Scan the data below for the string "Arnold". Show every line where it turns up.

◆ **Element data from apps and pages**
- Opening Delimiter -

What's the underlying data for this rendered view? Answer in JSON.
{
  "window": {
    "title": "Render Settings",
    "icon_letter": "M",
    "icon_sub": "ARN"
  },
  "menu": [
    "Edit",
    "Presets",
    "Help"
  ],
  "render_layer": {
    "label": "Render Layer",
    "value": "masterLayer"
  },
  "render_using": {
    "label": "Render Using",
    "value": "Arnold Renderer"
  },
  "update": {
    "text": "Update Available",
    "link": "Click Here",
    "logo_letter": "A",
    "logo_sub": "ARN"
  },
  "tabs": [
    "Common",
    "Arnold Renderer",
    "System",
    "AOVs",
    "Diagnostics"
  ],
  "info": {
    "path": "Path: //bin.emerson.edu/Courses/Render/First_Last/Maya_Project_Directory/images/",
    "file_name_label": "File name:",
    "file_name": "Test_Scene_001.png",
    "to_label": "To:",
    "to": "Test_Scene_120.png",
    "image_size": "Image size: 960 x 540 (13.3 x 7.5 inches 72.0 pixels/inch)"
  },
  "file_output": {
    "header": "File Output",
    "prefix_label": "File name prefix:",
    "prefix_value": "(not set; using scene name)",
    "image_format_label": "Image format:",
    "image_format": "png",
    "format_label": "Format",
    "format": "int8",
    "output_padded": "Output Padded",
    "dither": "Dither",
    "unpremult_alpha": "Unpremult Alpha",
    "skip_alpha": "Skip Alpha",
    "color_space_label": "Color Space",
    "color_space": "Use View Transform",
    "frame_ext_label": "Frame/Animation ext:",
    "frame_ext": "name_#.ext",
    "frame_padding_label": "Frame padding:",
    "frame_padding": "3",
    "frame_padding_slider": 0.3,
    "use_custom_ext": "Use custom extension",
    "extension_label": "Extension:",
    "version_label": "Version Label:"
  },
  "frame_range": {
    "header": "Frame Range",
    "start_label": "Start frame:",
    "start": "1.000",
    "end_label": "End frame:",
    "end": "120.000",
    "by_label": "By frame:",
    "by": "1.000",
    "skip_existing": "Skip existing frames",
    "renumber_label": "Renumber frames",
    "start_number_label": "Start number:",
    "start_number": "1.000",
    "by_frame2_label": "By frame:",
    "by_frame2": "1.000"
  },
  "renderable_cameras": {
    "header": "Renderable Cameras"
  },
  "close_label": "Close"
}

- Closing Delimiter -

◆ **Answer for this exercise**
    "value": "Arnold Renderer"
    "Arnold Renderer",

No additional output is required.